Start of LISTED RECORDS

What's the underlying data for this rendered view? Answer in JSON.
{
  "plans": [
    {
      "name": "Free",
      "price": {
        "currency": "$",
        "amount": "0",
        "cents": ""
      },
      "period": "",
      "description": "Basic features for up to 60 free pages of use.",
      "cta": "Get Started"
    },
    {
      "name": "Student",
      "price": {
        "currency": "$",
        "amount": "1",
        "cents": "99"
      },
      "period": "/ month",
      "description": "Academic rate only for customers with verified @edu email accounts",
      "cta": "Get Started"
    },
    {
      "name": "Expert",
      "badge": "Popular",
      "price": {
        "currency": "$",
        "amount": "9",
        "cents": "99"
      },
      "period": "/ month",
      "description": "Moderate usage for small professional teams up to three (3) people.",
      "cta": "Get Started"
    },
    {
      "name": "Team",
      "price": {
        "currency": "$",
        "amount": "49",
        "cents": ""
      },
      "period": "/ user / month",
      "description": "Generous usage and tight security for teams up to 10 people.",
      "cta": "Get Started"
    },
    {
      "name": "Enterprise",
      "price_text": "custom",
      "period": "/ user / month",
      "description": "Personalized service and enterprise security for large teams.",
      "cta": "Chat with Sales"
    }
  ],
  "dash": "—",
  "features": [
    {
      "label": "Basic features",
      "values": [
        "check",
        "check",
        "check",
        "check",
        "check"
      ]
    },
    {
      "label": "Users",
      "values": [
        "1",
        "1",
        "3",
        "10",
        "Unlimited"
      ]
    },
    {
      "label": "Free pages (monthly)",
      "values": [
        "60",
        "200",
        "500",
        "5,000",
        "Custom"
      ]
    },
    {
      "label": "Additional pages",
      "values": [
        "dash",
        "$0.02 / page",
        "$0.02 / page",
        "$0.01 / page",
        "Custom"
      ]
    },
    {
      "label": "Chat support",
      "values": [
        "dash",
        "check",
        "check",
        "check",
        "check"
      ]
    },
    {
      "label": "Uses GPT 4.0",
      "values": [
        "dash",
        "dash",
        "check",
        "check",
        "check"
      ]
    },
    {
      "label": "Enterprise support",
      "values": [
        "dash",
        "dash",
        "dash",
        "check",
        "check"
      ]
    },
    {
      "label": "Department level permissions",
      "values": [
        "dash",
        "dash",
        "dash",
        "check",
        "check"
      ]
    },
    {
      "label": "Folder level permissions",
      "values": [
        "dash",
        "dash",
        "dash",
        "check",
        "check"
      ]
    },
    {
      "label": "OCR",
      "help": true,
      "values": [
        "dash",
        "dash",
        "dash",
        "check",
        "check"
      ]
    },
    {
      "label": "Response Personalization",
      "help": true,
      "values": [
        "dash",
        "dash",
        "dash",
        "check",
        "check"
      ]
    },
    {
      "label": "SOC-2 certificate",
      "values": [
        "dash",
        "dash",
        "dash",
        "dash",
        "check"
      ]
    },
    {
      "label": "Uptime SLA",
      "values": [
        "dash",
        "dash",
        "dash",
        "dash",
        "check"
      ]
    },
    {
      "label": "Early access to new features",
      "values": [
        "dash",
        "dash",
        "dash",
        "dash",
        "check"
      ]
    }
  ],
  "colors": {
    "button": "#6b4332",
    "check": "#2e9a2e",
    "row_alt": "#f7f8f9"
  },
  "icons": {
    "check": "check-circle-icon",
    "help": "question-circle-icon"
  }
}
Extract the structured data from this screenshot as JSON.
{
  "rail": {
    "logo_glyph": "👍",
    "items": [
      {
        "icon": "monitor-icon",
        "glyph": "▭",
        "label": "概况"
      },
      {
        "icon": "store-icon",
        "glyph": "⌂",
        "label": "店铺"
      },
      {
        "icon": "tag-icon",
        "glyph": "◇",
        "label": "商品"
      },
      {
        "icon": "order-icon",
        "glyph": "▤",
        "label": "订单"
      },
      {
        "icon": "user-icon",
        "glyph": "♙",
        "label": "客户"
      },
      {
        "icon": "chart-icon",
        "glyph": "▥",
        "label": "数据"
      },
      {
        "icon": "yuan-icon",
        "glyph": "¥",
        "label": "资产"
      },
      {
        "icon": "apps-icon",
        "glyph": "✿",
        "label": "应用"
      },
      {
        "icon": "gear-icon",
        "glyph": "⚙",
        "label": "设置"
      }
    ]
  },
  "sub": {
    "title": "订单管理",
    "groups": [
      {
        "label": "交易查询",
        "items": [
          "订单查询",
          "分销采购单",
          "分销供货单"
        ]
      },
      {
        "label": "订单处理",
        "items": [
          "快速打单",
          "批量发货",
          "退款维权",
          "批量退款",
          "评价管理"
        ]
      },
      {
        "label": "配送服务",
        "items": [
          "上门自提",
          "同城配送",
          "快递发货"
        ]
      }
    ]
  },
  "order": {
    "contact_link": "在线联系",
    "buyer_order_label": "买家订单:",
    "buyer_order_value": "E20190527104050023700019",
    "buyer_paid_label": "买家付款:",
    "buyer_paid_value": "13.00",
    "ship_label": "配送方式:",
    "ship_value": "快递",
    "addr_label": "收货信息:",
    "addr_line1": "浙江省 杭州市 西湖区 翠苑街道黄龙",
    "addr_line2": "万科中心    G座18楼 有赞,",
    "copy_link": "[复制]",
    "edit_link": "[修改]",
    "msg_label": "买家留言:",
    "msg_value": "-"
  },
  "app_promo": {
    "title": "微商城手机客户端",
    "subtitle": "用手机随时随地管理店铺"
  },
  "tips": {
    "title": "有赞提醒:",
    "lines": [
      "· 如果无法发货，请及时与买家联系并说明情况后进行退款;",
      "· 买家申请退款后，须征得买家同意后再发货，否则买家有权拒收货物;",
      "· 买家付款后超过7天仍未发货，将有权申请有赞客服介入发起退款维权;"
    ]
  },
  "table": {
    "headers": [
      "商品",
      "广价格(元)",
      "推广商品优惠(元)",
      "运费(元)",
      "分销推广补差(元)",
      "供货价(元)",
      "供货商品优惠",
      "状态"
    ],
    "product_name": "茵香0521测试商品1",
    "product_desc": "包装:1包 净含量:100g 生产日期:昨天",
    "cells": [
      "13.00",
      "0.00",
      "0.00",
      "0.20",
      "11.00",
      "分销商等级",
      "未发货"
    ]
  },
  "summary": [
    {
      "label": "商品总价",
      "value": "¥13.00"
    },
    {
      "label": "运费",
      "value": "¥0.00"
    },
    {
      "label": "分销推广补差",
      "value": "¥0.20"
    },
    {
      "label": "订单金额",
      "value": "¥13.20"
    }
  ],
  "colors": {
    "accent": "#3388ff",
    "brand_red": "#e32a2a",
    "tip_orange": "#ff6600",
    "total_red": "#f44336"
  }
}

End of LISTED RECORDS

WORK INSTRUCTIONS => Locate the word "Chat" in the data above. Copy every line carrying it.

OUTPUT OF THE EXERCISE =>
      "cta": "Chat with Sales"
      "label": "Chat support",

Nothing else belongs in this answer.